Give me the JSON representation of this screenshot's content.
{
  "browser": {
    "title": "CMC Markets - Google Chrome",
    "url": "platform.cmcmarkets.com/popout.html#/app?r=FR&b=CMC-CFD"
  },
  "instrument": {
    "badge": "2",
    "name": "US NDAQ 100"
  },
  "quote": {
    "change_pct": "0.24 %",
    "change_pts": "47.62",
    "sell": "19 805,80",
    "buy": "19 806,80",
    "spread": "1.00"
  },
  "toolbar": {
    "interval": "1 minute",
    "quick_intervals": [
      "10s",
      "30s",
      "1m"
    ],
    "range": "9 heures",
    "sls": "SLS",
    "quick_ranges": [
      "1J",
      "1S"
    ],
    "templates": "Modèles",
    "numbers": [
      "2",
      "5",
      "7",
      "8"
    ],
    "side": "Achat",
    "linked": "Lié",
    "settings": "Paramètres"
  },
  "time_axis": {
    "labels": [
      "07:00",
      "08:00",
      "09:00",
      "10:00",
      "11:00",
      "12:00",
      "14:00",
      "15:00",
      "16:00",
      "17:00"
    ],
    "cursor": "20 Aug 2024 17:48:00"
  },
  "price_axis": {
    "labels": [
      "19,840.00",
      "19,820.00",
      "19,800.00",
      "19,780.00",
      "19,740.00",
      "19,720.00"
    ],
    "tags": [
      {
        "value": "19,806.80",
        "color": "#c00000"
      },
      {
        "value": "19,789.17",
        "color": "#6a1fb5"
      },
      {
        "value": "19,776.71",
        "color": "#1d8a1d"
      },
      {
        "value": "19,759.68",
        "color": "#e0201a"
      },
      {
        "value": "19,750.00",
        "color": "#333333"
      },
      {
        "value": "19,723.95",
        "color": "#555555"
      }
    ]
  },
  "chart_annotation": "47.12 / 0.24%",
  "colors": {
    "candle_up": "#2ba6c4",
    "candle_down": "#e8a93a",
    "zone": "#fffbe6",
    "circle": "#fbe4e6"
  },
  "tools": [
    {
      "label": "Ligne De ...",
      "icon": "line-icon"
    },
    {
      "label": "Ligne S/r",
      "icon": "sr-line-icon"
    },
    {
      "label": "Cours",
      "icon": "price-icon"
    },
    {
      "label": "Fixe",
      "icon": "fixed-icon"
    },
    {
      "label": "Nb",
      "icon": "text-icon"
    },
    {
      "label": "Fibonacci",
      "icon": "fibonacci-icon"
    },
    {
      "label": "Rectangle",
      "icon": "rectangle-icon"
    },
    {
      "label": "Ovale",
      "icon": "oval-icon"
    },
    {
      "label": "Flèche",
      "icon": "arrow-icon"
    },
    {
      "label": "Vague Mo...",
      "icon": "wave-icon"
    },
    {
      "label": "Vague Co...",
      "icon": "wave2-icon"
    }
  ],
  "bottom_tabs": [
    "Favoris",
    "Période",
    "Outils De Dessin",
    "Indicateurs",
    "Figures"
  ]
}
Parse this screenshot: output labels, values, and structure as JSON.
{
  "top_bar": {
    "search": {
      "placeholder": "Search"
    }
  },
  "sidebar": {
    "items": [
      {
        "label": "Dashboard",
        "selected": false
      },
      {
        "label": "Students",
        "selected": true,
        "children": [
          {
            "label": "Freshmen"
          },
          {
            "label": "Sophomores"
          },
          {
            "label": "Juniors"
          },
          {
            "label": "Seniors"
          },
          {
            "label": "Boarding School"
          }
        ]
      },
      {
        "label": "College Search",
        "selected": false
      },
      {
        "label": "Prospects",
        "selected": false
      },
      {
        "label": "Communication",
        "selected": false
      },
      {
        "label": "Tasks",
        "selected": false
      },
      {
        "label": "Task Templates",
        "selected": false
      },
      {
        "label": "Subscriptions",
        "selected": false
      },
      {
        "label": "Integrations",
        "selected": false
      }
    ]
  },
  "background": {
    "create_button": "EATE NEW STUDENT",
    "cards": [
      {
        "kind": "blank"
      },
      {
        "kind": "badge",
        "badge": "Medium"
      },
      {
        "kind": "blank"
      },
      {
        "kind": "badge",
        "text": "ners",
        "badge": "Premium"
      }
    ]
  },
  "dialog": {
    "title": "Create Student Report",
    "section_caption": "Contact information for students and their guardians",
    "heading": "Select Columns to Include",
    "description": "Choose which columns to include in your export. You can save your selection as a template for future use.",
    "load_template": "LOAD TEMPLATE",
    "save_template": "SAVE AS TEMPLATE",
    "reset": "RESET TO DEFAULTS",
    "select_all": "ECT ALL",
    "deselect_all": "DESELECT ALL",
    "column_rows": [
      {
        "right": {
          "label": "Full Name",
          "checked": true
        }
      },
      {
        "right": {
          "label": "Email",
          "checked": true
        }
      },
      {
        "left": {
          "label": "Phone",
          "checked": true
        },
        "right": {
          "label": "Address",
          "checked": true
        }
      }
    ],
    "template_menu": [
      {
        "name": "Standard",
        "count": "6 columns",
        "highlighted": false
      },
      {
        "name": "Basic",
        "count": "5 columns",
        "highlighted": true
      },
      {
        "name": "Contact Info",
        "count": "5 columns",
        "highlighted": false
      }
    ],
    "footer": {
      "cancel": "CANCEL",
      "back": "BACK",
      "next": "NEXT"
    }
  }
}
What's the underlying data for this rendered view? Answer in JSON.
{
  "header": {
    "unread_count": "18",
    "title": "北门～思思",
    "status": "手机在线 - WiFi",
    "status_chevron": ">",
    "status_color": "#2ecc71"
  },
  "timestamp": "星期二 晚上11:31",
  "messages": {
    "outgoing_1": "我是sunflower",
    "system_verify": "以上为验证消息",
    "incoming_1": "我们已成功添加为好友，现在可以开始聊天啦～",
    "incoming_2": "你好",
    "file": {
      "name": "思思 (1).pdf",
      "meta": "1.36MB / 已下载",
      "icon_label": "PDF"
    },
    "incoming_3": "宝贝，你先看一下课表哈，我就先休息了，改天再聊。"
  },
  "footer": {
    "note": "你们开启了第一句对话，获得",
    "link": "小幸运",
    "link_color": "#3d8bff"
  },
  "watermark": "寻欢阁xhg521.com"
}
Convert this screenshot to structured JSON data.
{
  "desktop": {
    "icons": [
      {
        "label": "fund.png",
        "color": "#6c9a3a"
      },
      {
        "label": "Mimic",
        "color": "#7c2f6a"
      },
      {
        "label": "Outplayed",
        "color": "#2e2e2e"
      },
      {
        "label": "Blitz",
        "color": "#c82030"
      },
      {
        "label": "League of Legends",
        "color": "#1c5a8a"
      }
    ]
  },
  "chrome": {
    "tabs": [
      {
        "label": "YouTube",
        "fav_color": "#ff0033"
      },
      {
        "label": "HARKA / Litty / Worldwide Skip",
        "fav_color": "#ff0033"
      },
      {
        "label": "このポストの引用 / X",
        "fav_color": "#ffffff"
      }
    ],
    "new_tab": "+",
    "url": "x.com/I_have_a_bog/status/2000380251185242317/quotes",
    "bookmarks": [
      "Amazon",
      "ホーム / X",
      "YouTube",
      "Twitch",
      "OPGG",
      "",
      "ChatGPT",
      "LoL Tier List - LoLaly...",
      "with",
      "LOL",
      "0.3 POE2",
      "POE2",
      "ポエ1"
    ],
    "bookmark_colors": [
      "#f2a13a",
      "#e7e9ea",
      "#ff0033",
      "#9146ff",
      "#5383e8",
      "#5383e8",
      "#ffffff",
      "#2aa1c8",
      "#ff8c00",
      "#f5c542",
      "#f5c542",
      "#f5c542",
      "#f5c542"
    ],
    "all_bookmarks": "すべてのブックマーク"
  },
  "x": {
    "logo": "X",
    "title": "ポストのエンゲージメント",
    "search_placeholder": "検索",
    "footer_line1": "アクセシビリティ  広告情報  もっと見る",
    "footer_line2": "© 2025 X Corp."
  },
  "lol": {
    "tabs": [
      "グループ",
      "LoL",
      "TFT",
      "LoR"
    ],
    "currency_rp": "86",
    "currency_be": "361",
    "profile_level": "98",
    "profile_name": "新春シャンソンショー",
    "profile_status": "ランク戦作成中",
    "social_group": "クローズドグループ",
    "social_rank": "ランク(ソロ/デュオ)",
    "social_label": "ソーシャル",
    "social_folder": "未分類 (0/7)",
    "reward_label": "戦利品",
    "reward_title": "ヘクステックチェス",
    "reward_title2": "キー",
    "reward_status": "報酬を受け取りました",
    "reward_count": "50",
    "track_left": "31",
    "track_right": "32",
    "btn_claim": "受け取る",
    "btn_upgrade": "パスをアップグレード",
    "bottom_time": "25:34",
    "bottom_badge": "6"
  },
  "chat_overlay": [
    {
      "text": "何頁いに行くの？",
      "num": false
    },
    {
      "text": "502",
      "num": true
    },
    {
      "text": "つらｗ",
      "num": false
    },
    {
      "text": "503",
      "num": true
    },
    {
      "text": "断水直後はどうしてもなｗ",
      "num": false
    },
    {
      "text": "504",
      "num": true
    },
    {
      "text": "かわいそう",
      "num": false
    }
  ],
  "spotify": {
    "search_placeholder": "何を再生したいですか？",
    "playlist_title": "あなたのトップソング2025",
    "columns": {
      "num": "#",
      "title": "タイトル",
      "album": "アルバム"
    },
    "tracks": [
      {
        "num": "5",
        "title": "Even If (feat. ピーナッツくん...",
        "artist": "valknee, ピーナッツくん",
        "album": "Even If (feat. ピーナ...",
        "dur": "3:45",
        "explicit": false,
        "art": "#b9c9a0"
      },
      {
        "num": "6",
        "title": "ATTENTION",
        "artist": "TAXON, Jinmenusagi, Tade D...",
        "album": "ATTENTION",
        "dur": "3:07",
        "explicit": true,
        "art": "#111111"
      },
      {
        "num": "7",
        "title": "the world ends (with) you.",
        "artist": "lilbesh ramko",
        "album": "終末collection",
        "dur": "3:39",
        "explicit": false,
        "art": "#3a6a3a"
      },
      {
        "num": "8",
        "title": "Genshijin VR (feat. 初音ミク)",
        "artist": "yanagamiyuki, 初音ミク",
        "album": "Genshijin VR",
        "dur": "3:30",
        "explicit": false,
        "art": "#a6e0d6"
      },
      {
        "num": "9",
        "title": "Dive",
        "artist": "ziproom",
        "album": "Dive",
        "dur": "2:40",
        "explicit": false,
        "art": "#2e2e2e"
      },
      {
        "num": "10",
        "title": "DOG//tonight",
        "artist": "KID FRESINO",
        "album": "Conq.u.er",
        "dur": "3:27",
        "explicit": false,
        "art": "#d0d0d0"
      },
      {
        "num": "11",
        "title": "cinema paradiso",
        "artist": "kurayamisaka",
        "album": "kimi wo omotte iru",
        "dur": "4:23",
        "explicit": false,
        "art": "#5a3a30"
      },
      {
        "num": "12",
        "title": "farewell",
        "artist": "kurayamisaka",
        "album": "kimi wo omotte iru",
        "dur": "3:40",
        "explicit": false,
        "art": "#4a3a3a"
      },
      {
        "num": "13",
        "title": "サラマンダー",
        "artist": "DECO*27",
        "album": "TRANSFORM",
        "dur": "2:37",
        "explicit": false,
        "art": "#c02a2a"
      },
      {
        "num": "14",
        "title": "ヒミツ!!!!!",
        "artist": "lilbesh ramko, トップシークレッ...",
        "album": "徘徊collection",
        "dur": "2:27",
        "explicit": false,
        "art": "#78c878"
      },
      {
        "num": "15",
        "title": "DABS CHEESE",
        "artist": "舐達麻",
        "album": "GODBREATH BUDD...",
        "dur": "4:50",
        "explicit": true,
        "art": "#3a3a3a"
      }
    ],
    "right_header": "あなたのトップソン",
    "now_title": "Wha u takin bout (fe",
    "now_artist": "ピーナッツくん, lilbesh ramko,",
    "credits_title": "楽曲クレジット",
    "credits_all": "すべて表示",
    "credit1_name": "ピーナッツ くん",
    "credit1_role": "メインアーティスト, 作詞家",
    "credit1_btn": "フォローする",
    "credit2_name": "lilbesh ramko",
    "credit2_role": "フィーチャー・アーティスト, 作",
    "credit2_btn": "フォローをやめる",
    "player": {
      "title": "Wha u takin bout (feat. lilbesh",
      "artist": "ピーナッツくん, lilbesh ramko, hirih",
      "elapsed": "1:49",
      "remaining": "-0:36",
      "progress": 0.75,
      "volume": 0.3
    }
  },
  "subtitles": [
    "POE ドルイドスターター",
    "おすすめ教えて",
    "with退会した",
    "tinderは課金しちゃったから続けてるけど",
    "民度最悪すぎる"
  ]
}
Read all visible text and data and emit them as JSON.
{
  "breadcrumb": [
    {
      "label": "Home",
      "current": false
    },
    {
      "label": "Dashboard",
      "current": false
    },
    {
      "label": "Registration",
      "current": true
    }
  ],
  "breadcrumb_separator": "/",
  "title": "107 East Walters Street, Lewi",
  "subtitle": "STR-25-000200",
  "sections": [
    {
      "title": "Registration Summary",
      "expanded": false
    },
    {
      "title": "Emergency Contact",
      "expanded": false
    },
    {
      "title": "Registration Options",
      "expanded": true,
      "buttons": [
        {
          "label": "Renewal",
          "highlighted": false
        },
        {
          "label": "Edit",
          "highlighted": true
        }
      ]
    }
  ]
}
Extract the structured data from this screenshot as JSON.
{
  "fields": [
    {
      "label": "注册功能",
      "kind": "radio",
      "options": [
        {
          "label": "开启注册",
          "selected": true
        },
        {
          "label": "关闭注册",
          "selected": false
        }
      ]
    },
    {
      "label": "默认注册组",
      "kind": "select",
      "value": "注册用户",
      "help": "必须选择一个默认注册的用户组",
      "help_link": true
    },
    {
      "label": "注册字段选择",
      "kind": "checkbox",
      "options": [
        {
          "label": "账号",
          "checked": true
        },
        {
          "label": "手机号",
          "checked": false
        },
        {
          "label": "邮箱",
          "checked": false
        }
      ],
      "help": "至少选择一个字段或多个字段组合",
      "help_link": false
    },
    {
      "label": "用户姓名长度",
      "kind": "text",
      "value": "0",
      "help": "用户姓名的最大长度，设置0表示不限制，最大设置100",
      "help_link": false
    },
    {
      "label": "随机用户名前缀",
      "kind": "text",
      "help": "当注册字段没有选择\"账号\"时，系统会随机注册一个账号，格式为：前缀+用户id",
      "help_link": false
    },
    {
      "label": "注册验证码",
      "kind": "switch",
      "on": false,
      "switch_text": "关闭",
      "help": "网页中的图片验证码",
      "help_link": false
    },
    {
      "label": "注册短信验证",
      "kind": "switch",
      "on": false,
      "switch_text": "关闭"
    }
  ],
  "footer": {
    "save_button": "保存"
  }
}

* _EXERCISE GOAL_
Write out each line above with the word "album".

* _EXERCISE SOLUTION_
      "album": "アルバム"
        "album": "Even If (feat. ピーナ...",
        "album": "ATTENTION",
        "album": "終末collection",
        "album": "Genshijin VR",
        "album": "Dive",
        "album": "Conq.u.er",
        "album": "kimi wo omotte iru",
        "album": "kimi wo omotte iru",
        "album": "TRANSFORM",
        "album": "徘徊collection",
        "album": "GODBREATH BUDD...",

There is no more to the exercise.